Iraqi and U.S. troops chased militants in and out of alleys and conducted house-to-house searches Wednesday in a central Baghdad neighborhood, a day after fierce fighting that killed 50 insurgents.
An Iraqi Army officer said 15 suspects had been arrested in Baghdad's troubled Haifa Street section. He spoke on condition of anonymity because of security concerns.
For U.S. troops, today was business as usual, reports CBS News chief foreign correspondent Lara Logan, even as their commander in chief prepared to tell the nation the strategy they're carrying out now is not working.
That's not something soldiers from the 1st Cavalry Division could afford to think about, as they supported their Iraqi Army partners on a joint patrol through the most dangerous Sunni neighborhood in Baghdad.
The Haifa Street region has come under attack by Americans several times in the war, only to see the return of militant gunmen when the military pressure eased.
Also Wednesday, the U.S. military said three soldiers had died from combat wounds in Iraq.
A Task Force Lightning soldier assigned to 3rd Brigade Combat Team, 1st Cavalry Division died Tuesday from a gunshot wound sustained in the Diyala province northeast of Baghdad, the military said in a statement.
Two more soldiers died the same day in Iraq's western Anbar Province, another statement said. One was assigned to the 1st Marine Expeditionary Force Headquarters Group, and one was assigned to 1st Brigade, 1st Armored Division.
All three names were withheld pending family notification.
In other developments:
A prominent hard-line leader of Iraq's Sunni Arabs lashed out against new security plans by Mr. Bush and Iraq's prime minister, saying in an interview published Wednesday that they were plotting to kill Sunnis.
Iraqi Defense Minister Abdul-Qader al-Obaidi said the new security plan announced by Prime Minister Nouri al-Maliki days earlier had three or four phases, and that "the first stage has already begun."
Al-Obaidi did not elaborate on what steps the government had taken or say whether the Haifa Street operation was part of the security plan. He said that offensive was launched in response to the killings of 27 people there on Saturday.
"This is what made us decide to go into Haifa street," al-Obaidi told The Associated Press. He added that at least seven foreign Arabs were captured, including some who entered Iraq recently.
An Iraqi Army general, speaking on condition of anonymity because of the sensitivity of the plan, said the Haifa Street battle was not part of the new Baghdad security plan.
U.S. tanks lined the streets in the neighborhood, a militant Sunni Arab stronghold located just north of the heavily fortified Green Zone — home to the U.S. Embassy and other facilities.
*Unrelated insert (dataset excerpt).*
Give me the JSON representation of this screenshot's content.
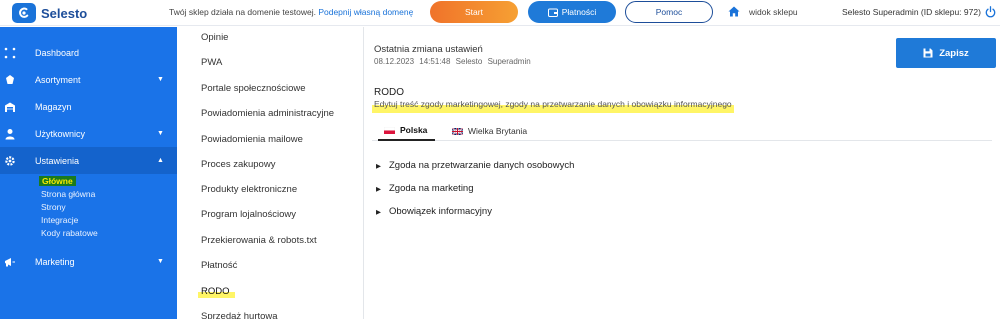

Haifa Street is a broad, two-lane thoroughfare that stretches northwest from the Green Zone through the heart of Baghdad, along the Tigris River. Apartment buildings as high as 10 stories line the street, with retail space on the ground level.
The banks of the Tigris peak through over squat houses on the street's eastern side.
A well-to-do enclave under Saddam Hussein, many prominent Baathists made their homes there. Now the neighborhood has fallen into disrepair, and discount shops have replaced upscale boutiques. Some storefronts are shuttered altogether.
Al-Maliki aides have said the assault would target Sunni insurgents first, rather than Shiite Muslim militiamen blamed in sectarian killings.
In an interview published Wednesday, Sunni leader Harith al-Dhari — head of the influential Association of Muslims Scholars, a group with ties to some Sunni insurgents — said the offensive would not provide balanced security.
"This government has taken as its job to slaughter, arrest, abduct and displace (Sunnis). It is not taking its responsibility for a real security or economy or even providing services for the Iraqi people," al-Dhari was quoted by the Saudi newspaper Al-Watan as saying.
"Now they want to implement the new security plan with the collaboration of the American president George Bush," he added.
U.S. officials have said the additional U.S. troops deployed under Mr. Bush's new strategy would work with Iraqi troops to put down both Sunni insurgents and Shiite militiamen.
But al-Dhari, who left Iraq for Jordan after al-Maliki's government accused him of inciting terrorism, said the security plans were intended to target the Sunni minority.
"This security plan intends to attack and besiege (Sunni) villages and cities, to arrest and eliminate the youths who are thought to be with the resistance, or potential insurgents," he said.